Not too long ago, the emergence of gig economy was being hailed by many as the dawn of a new era in employment. The thrill of not having a 9-5 job, working at one’s own comfort, pace and interest, being one’s own boss, were some of the reasons young professionals quit their steady jobs to branch out on their own. As per a report published in the March-April 2018 issue of HBR, approximately 150 million workers in North America and Western Europe left their stable work life to work as independent workers by 2018. Then we further witnessed the widespread emergence of co-working spaces, especially in the metros which further aided this change.
Cut to year 2020, the situation has not just changed but has taken a drastic turn. The recent pandemic and resultant economic gloom have left many freelancers out of work and bereft of opportunities as companies cover losses and shrink budgets to survive. According to a survey by App Jobs 68% of the gig workers have no income today.
The gig economy could always be understood as a disproportionate division of risk. Several firms in the gig economy have expanded operations during the Covid-19 pandemic. This has been made possible by the ready availability of an at-risk labour force. The coronavirus crisis has put a spotlight on many of the long-term struggles faced by gig workers – limited access to employment benefits, health insurance or even sick leave.
For a world in lockdown, the shutdown in the gig economy has meant that platforms are under no obligation to provide financial remuneration to the gig workers for the loss in pay they suffer. This impeding employment risk has perhaps shifted the focus from gig economy and have accentuated the workforce to look for more stable employment options.
However on the positive side, not all sections of gig economy might be affected by the global slowdown.
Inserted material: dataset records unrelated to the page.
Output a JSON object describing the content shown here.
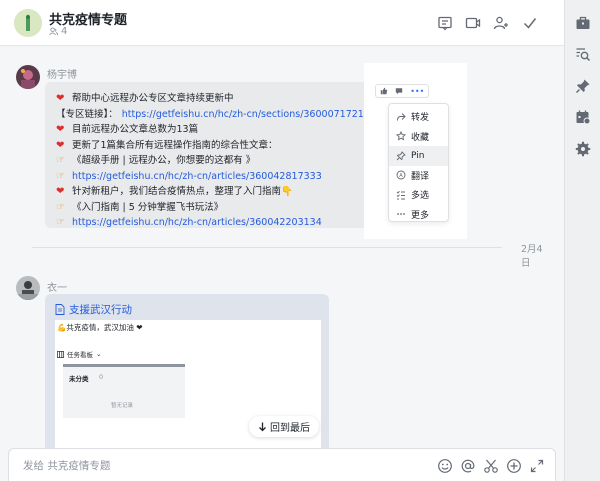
{
  "header": {
    "title": "共克疫情专题",
    "member_count": "4",
    "icons": [
      "announcement-icon",
      "video-call-icon",
      "add-member-icon",
      "checkmark-icon"
    ]
  },
  "sidebar_icons": [
    "briefcase-icon",
    "search-history-icon",
    "pin-icon",
    "calendar-icon",
    "settings-icon"
  ],
  "message1": {
    "sender": "杨宇博",
    "lines": [
      {
        "icon": "heart",
        "text": "帮助中心远程办公专区文章持续更新中",
        "link": ""
      },
      {
        "icon": "",
        "text": "【专区链接】：",
        "link": "https://getfeishu.cn/hc/zh-cn/sections/360007172153"
      },
      {
        "icon": "heart",
        "text": "目前远程办公文章总数为13篇",
        "link": ""
      },
      {
        "icon": "heart",
        "text": "更新了1篇集合所有远程操作指南的综合性文章：",
        "link": ""
      },
      {
        "icon": "point",
        "text": "《超级手册 | 远程办公，你想要的这都有 》",
        "link": ""
      },
      {
        "icon": "point",
        "text": "",
        "link": "https://getfeishu.cn/hc/zh-cn/articles/360042817333"
      },
      {
        "icon": "heart",
        "text": "针对新租户，我们结合疫情热点，整理了入门指南👇",
        "link": ""
      },
      {
        "icon": "point",
        "text": "《入门指南 | 5 分钟掌握飞书玩法》",
        "link": ""
      },
      {
        "icon": "point",
        "text": "",
        "link": "https://getfeishu.cn/hc/zh-cn/articles/360042203134"
      }
    ]
  },
  "context_menu": {
    "items": [
      {
        "label": "转发",
        "icon": "forward-icon"
      },
      {
        "label": "收藏",
        "icon": "star-icon"
      },
      {
        "label": "Pin",
        "icon": "pin-icon"
      },
      {
        "label": "翻译",
        "icon": "translate-icon"
      },
      {
        "label": "多选",
        "icon": "multi-select-icon"
      },
      {
        "label": "更多",
        "icon": "more-icon"
      }
    ],
    "hovered_item": "Pin"
  },
  "date_divider": "2月4日",
  "message2": {
    "sender": "衣一",
    "doc_title": "支援武汉行动",
    "doc_line": "💪共克疫情，武汉加油 ❤",
    "board_name": "任务看板",
    "column_name": "未分类",
    "column_count": "0",
    "empty_text": "暂无记录"
  },
  "back_to_latest": "回到最后",
  "composer": {
    "placeholder": "发给 共克疫情专题"
  },
  "colors": {
    "link": "#245bdb",
    "heart": "#e02d2d",
    "background": "#f5f6f7",
    "bubble": "#e9eaec"
  }
}
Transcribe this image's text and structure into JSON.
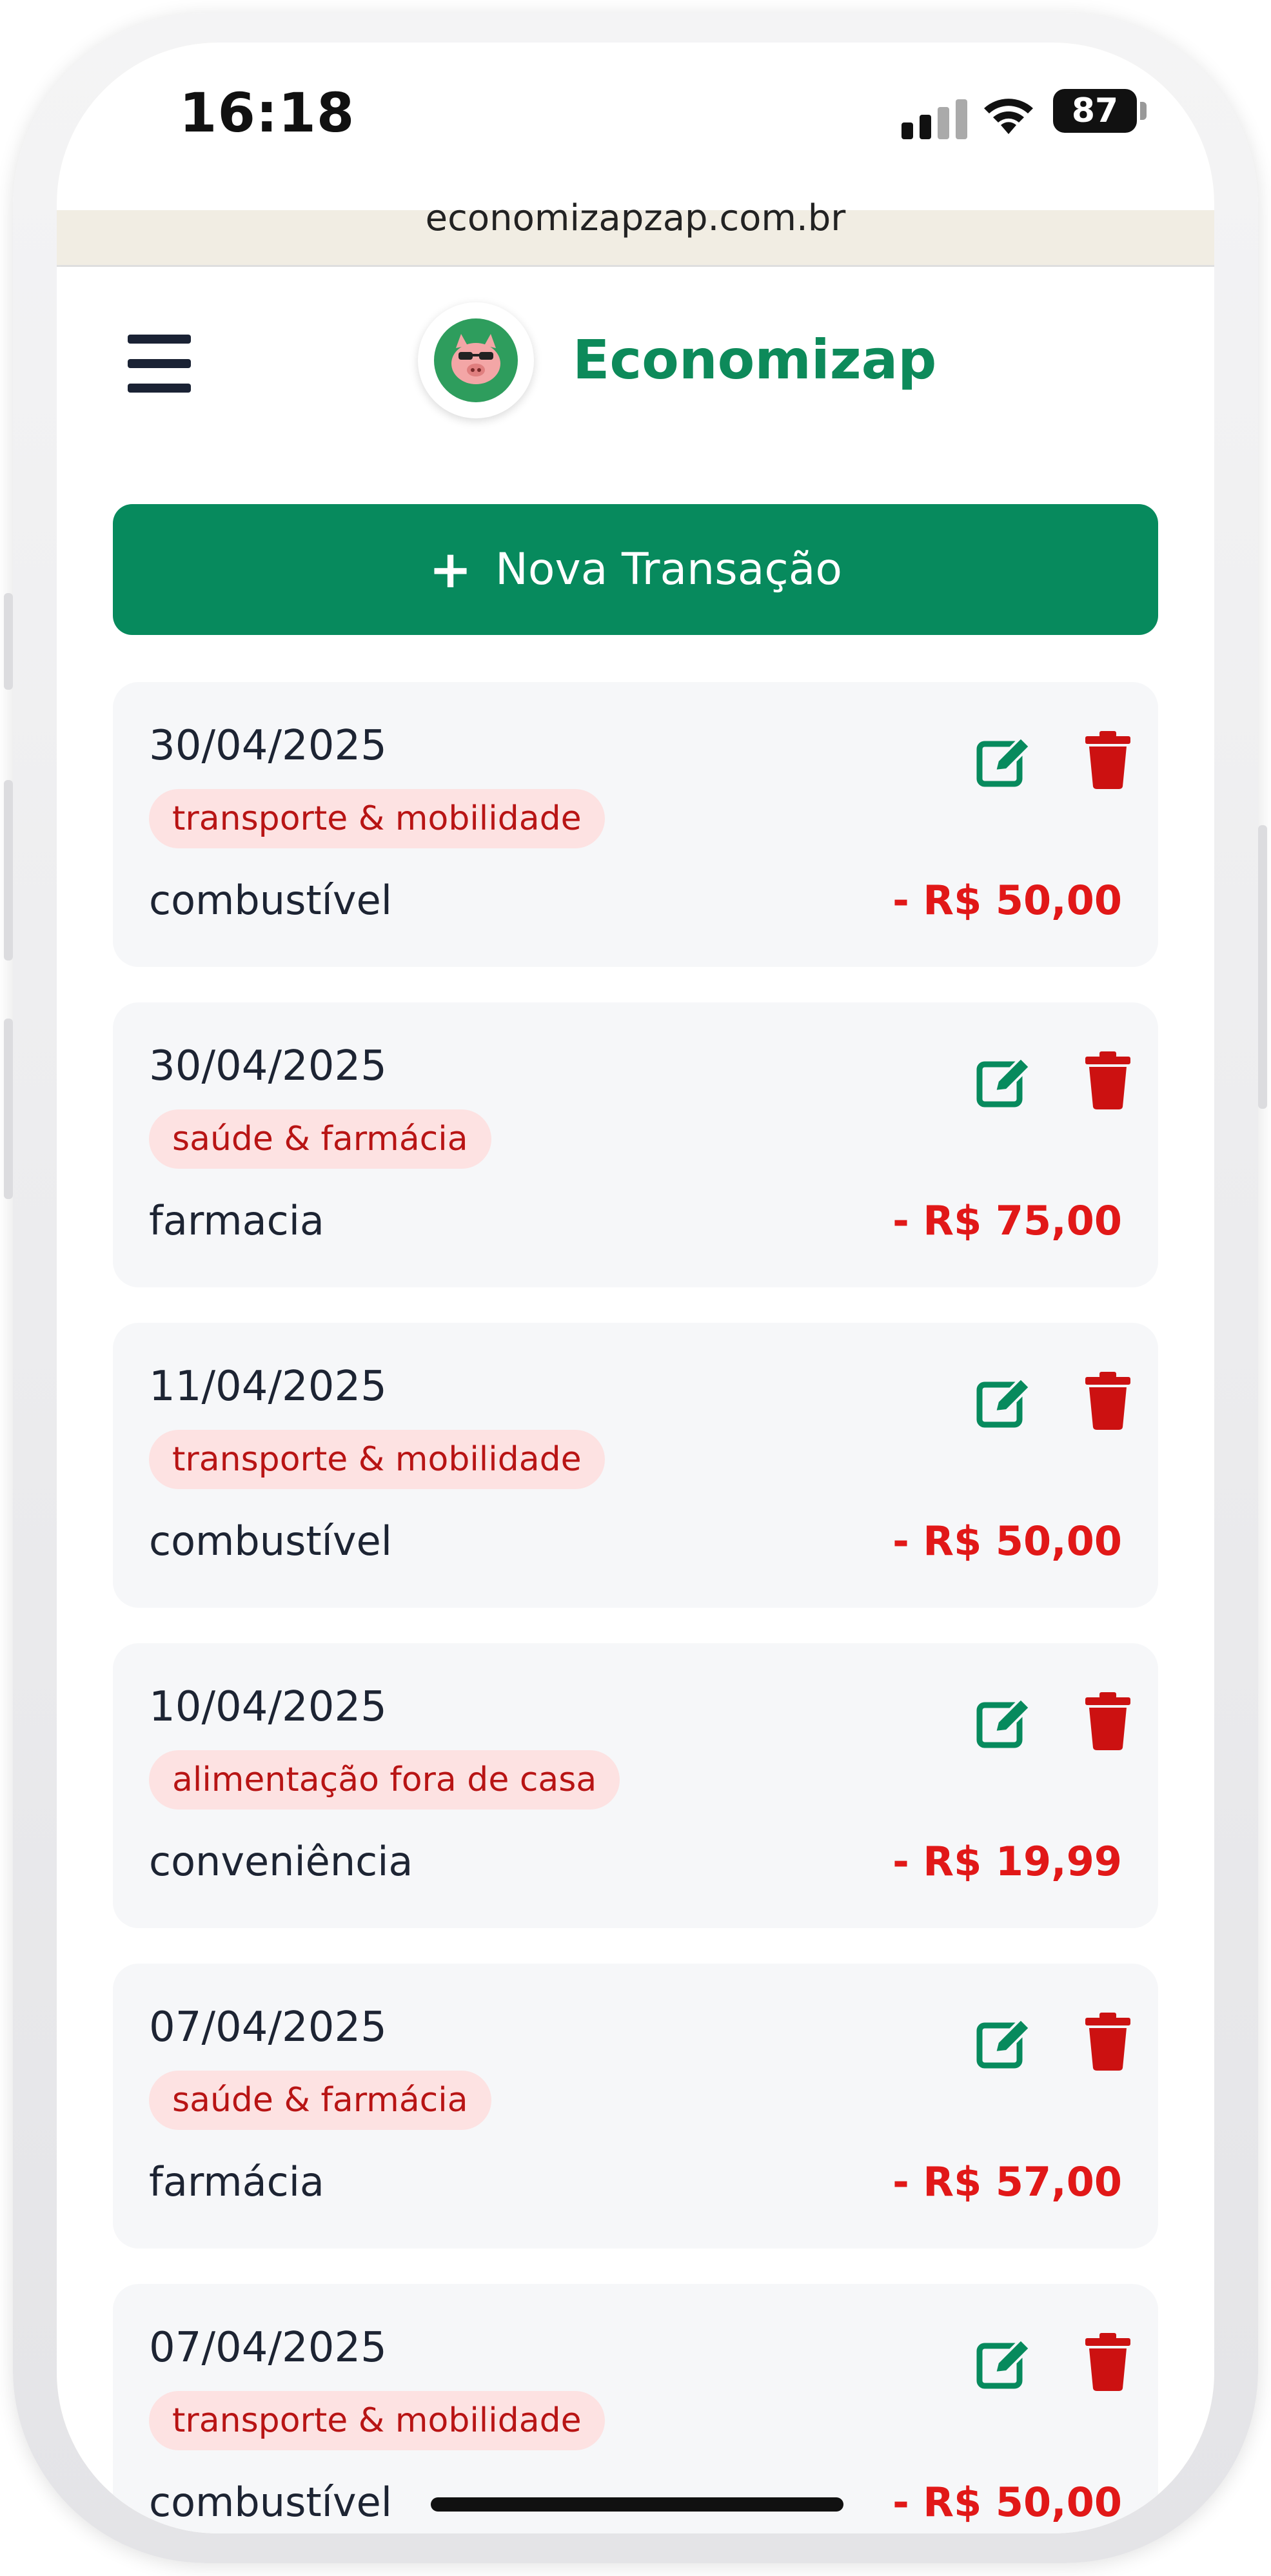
{
  "status_bar": {
    "time": "16:18",
    "battery": "87",
    "url": "economizapzap.com.br"
  },
  "header": {
    "app_name": "Economizap",
    "menu_icon": "hamburger-icon",
    "logo_icon": "pig-logo-icon"
  },
  "actions": {
    "new_transaction_label": "Nova Transação",
    "new_transaction_icon": "plus-icon"
  },
  "colors": {
    "brand_green": "#078a5d",
    "expense_red": "#e11818",
    "tag_bg": "#fde2e2",
    "tag_text": "#b81414"
  },
  "transactions": [
    {
      "date": "30/04/2025",
      "category": "transporte & mobilidade",
      "description": "combustível",
      "amount": "- R$ 50,00"
    },
    {
      "date": "30/04/2025",
      "category": "saúde & farmácia",
      "description": "farmacia",
      "amount": "- R$ 75,00"
    },
    {
      "date": "11/04/2025",
      "category": "transporte & mobilidade",
      "description": "combustível",
      "amount": "- R$ 50,00"
    },
    {
      "date": "10/04/2025",
      "category": "alimentação fora de casa",
      "description": "conveniência",
      "amount": "- R$ 19,99"
    },
    {
      "date": "07/04/2025",
      "category": "saúde & farmácia",
      "description": "farmácia",
      "amount": "- R$ 57,00"
    },
    {
      "date": "07/04/2025",
      "category": "transporte & mobilidade",
      "description": "combustível",
      "amount": "- R$ 50,00"
    }
  ]
}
India comprises 70% of gig workers of which 20-25% are those engaged in the formal sector- content writers, software engineers, event planners, etc. Owing to the flexibility and cost effectiveness, the economic downturn has also pushed employers to increase their engagement with the gig workers to buffer for the uncertain road ahead.
A sizeable gig economy continues to operate in India despite the fact that they have not yet been categorized into a laboring class. It has taken a pandemic to realise how serious are the outcomes of this division. This has encouraged the thought leaders and policy makers to accelerate the process of creating laws that safeguards the interest of independent workers.
In short, while there will be an evident decline in the growing trend of the gig workers, the road ahead might not fade out too soon. Once the economy stabilizes and the gig economy will spring back.
What does it signify for us as an HR fraternity?
The gig economy represents an opportunity to access expertise and skills to bring products to market or meet specific goals. Gig talent can also accelerate internal learning by transferring knowledge from the gig worker to employees. We will continue to see a shift toward gig work as talent models are reconstructed to allow for alternative work arrangements that serve both people and companies well. HR is key to enabling this shift and should be at the forefront to create the gig talent capability for their organization.
–By Bijayalaxmi Pal [Senior Manager, HR- Siemens Ltd.]
I am an HR professional with over 6 years of work experience as an HR Business Partner. Apart from this I also lead the Talent Management and D&I initiatives for Siemens. This sums up my professional life as an HR where I help Leaders make great Talent decisions to drive business results. I geek out on analytics, succession planning, D&I….basically everything about HR. Jombay identified me as one of the Top 40 ‘Emerging HR Leaders’ in the country in 2019.
Most importantly, I am addicted to TV, know most of the lyrics to Backstreet Boys and Enrique, love to cry at movies (check out Cinema Paradiso for a cry fest!), My husband is the Yin to my Yang.